### TASK ITEM:
Among the entries below, count the lines that contain the word "Margarita". Write down only the total.

### ENTRIES SUPPLIED:
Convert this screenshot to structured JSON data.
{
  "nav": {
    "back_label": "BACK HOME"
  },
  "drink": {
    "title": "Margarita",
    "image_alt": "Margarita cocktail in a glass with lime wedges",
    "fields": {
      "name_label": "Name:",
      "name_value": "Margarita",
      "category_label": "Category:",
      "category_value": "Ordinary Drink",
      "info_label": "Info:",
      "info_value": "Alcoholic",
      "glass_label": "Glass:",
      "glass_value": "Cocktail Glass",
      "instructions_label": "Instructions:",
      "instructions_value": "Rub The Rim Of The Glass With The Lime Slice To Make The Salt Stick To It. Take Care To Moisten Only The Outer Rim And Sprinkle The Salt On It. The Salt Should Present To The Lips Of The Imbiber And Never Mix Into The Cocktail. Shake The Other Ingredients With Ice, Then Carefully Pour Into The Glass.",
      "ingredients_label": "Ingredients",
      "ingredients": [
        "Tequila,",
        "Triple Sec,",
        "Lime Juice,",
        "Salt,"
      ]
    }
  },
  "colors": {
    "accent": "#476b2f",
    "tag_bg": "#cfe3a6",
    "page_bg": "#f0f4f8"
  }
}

### RESPONSE BOX:
3